Dementia results from destruction of brain cells most often caused by Alzheimer's disease. People over age 65 are most at risk for dementia. Studies show that 3 percent to 11 percent of people over age 65 and 25 percent to 47 percent of people over age 85 have evidence of dementia. Between 60 percent and 70 percent of patients with dementia have Alzheimer's disease. The siblings and children of patients with Alzheimer's disease have twice the risk for the disease compared with the risk for the general public. Hypertension and other cardiovascular risk factors can also be associated with increased risk for dementia.
There is no effective prevention or cure for dementia, leading many to question the potential benefits of earlier detection. Early detection of dementia could be beneficial if it led to improved treatment through informed decisionmaking and use of medications to slow progression of the disease. However, the evidence supporting these potential benefits is of poor quality, and patients still face a risk of potential harms such as needless anxiety from false-positive test results. Thus, the Task Force found that more research is needed to determine whether any benefits of screening outweigh the potential harms.
The AHRQ-sponsored Task Force, the leading independent panel of private-sector experts in prevention and primary care, conducts rigorous, impartial assessments of all the scientific evidence for a broad range of preventive services. Its recommendations are considered the gold standard for clinical preventive services. The Task Force based its conclusion on a report from a team led by Malaz Boustani, M.D., M.P.H., from AHRQ's Evidence-based Practice Center at RTI/University of North Carolina at Chapel Hill.
The Task Force grades the strength of the evidence from "A" (strongly recommends), "B" (recommends), "C" (no recommendation for or against), "D" (recommends against) or "I" (insufficient evidence to recommend for or against screening). The Task Force found insufficient evidence to recommend for or against routine screening for dementia in older adults ("I" recommendation). This recommendation is very similar to the 1996 Task Force recommendation that found insufficient evidence to recommend for or against screening for dementia with standardized instruments in asymptomatic persons.
The recommendations and materials for clinicians will be available online at http://www.uspreventiveservicestaskforce.org/3rduspstf/dementia/dementrr.htm. Previous Task Force recommendations, summaries of the evidence, easy-to-read fact sheets explaining the recommendations, and related materials are available from the AHRQ Publications Clearinghouse by calling (800) 358-9295 or sending an E-mail to AHRQPubs@ahrq.hhs.gov. Clinical information is also available from the National Guideline Clearinghouse™ at http://www.guideline.gov.

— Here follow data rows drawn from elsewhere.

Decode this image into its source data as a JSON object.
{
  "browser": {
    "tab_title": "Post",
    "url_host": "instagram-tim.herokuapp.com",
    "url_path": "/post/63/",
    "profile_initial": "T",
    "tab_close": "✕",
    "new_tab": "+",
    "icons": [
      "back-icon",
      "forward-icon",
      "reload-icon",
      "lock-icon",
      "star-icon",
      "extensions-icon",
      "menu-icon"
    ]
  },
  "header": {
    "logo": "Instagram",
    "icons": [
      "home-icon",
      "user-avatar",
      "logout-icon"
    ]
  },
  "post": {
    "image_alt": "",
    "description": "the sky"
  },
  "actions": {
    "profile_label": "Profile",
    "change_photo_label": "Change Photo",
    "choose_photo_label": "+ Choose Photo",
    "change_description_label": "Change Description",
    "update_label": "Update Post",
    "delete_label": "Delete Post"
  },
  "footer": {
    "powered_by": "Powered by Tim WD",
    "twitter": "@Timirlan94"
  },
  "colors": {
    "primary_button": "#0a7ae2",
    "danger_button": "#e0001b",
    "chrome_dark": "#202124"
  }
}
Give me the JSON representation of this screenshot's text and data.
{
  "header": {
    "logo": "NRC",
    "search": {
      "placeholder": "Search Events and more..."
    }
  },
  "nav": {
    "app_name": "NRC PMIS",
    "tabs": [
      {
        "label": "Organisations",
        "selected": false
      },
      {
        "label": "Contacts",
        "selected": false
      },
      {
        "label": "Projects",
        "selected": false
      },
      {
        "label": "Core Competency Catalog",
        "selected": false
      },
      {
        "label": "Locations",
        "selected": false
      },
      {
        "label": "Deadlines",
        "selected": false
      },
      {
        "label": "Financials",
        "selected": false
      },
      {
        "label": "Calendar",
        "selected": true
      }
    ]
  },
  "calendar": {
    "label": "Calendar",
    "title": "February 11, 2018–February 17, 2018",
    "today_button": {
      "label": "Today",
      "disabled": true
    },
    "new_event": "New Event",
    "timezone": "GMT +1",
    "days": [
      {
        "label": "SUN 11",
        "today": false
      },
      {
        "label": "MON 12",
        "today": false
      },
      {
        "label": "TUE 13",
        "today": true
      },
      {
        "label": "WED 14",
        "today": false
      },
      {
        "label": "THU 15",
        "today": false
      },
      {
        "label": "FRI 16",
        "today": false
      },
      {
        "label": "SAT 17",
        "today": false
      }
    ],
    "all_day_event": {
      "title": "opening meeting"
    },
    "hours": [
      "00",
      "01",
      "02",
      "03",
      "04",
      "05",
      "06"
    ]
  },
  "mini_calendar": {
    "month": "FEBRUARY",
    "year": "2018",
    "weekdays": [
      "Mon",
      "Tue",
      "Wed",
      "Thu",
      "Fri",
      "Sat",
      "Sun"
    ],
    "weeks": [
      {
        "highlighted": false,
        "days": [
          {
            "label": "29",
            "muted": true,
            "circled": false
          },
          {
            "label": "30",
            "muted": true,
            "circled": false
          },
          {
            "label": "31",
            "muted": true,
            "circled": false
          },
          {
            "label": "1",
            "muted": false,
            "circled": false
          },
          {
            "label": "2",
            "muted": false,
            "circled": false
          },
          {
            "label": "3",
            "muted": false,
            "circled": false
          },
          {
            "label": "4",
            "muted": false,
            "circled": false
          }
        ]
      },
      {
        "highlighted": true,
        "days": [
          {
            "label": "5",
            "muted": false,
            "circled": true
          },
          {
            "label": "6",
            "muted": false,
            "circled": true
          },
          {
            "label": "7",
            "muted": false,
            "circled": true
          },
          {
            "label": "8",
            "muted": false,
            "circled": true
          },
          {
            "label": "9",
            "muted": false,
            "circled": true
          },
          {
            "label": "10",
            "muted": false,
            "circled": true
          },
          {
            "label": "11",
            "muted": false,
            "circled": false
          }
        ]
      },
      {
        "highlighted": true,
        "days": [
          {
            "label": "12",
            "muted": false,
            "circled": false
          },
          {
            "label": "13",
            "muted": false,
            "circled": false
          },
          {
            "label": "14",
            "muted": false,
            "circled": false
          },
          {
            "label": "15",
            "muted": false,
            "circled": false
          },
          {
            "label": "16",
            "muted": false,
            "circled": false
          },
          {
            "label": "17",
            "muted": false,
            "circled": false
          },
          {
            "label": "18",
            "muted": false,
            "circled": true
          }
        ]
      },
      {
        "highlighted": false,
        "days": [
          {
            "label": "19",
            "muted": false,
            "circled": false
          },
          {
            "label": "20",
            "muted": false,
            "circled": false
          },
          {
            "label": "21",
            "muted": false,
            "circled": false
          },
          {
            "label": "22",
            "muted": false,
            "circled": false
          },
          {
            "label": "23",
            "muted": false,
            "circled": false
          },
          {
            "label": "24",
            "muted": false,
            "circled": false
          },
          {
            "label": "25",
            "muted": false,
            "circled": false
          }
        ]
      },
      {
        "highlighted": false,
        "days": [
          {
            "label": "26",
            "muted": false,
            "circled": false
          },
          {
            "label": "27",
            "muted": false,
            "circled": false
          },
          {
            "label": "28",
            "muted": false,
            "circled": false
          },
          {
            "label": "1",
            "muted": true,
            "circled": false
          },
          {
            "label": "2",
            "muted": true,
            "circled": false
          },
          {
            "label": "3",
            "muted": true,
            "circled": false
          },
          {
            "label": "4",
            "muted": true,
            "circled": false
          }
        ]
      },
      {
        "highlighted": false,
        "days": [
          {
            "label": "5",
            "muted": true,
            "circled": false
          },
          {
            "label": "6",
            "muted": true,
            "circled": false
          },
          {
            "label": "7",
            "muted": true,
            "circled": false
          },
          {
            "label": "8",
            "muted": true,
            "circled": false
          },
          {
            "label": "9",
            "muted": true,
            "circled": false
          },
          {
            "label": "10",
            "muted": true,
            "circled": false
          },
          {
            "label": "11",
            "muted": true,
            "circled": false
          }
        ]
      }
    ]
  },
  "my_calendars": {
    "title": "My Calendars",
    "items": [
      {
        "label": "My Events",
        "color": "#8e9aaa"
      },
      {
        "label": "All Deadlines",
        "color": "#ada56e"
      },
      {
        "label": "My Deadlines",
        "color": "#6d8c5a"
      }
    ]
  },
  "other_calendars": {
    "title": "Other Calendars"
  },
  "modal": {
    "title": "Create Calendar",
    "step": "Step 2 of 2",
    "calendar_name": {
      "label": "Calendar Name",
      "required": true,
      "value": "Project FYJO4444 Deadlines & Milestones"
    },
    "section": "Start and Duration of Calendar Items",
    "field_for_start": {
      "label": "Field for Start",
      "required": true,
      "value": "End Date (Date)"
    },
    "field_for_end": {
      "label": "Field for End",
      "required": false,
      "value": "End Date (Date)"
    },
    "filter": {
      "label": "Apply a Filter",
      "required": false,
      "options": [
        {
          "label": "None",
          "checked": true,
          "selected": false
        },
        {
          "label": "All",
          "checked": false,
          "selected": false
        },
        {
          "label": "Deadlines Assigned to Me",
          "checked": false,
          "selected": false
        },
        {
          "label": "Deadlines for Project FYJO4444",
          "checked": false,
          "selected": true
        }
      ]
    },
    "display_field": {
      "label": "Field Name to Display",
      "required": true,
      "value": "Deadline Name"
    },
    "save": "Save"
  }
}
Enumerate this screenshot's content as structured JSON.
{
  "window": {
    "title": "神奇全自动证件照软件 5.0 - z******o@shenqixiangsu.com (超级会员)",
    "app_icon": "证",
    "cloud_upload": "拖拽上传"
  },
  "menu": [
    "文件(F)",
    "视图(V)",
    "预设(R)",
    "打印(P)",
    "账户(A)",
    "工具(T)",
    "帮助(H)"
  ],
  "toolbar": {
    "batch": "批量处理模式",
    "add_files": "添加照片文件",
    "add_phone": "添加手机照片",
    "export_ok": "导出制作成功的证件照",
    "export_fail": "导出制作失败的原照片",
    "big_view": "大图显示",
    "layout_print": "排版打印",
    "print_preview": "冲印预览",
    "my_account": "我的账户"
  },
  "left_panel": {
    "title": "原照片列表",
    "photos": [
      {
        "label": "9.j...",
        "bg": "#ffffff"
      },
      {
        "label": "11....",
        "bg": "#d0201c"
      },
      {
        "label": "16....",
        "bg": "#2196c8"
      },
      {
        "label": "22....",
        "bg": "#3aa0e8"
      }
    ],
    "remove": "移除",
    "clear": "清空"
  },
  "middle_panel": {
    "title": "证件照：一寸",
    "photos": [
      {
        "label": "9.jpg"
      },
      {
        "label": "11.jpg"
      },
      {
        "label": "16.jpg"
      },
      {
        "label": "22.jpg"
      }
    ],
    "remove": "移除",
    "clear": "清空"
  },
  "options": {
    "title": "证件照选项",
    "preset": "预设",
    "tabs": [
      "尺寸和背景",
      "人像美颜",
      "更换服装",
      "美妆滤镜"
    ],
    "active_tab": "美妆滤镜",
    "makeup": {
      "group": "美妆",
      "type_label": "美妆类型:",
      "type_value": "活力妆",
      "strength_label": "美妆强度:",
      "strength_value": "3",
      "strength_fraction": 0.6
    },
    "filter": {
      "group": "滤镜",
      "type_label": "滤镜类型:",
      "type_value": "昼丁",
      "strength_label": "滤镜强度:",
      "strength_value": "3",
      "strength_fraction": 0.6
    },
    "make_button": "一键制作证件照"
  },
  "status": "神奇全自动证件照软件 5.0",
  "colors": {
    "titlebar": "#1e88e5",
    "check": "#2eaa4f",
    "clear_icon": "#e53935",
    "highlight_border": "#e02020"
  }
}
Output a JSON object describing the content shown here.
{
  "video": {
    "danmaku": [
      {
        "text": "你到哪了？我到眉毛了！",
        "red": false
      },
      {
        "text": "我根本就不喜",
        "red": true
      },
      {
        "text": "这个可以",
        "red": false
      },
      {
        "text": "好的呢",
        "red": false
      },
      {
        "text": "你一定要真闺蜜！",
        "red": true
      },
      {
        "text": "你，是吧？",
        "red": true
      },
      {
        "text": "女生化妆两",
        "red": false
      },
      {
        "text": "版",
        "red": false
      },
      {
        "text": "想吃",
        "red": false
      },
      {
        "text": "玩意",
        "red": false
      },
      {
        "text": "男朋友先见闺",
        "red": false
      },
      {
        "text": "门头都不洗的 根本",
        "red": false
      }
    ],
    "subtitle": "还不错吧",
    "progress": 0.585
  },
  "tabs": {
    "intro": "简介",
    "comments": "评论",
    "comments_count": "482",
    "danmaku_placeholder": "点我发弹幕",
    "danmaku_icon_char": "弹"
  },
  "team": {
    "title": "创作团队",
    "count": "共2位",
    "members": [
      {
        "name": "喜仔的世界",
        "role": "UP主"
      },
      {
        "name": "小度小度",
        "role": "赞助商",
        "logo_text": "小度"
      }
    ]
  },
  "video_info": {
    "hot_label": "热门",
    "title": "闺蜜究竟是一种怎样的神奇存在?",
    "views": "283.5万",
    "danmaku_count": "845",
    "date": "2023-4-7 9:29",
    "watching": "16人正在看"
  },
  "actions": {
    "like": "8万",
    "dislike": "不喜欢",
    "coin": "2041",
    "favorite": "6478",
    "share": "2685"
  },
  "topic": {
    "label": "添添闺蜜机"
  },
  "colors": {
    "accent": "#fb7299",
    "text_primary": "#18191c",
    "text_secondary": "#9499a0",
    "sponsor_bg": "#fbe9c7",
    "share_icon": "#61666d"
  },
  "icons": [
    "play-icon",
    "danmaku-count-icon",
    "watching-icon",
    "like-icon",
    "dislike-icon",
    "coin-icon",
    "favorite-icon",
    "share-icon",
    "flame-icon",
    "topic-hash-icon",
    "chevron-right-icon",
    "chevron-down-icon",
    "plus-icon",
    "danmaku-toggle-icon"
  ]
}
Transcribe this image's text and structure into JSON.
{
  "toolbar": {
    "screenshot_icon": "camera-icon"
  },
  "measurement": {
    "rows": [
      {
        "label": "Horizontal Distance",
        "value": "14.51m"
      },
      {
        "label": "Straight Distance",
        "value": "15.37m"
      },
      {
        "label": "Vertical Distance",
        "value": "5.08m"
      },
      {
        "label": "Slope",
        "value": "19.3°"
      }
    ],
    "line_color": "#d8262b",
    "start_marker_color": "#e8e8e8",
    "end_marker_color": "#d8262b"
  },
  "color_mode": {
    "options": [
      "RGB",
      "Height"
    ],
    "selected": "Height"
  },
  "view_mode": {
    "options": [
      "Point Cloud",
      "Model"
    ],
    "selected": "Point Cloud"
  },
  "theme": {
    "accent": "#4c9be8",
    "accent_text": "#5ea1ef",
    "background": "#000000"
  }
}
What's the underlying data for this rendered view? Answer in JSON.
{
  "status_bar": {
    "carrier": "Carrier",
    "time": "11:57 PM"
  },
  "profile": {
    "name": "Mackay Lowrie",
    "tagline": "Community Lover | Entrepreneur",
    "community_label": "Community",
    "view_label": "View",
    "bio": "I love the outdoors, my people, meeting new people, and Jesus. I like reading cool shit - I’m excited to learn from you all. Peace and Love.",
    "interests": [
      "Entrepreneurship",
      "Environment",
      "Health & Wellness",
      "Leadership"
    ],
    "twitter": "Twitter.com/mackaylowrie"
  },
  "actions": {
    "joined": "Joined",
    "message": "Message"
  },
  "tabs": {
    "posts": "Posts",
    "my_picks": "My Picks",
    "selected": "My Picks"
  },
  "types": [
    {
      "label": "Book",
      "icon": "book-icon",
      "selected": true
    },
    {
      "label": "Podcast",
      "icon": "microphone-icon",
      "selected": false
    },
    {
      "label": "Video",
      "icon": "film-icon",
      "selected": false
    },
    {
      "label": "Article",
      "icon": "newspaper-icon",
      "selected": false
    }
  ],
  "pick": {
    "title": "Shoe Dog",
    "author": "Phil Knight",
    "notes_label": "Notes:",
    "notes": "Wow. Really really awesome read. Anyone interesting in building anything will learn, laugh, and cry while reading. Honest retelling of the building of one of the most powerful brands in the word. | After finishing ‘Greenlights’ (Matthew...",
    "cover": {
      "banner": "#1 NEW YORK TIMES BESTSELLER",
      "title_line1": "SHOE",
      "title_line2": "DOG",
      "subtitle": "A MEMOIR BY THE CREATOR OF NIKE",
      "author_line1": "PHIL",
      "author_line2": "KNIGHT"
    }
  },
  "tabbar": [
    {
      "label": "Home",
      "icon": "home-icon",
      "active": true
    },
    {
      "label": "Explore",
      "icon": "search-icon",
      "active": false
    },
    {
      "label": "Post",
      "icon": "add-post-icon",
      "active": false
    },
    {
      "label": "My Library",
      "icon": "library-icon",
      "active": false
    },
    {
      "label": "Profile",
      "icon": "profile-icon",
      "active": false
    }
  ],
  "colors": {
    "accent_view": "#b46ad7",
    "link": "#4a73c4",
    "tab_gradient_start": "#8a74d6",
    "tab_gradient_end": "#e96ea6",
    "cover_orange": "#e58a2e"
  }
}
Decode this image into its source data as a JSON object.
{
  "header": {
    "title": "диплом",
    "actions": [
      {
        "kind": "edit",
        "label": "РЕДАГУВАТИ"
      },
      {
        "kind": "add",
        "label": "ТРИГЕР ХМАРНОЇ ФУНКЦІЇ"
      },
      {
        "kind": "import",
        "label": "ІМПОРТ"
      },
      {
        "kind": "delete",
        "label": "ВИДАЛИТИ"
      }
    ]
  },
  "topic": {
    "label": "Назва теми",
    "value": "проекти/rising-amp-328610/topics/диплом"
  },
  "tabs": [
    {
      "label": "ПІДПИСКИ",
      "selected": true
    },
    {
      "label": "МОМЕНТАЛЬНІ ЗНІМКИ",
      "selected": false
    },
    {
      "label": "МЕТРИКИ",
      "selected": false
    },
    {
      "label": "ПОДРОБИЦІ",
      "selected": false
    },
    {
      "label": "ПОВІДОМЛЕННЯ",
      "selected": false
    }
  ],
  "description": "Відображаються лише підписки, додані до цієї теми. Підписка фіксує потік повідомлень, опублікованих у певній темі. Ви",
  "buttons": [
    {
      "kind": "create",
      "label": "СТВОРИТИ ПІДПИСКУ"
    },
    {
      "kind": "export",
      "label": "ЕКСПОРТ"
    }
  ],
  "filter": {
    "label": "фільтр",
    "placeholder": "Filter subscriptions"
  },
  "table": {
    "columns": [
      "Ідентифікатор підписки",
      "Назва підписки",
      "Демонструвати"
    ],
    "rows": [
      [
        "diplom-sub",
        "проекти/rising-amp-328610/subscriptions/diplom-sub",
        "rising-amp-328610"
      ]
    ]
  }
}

Editor's Note: Please note that AHRQ is moving to a new location. Effective June 16, 2003, we will move to the:
John M. Eisenberg Building
540 Gaither Road
Rockville, MD 20850
For more information, please contact AHRQ Public Affairs, (301) 427-1364: Farah Englert, (301) 427-1865 (FEnglert@ahrq.gov).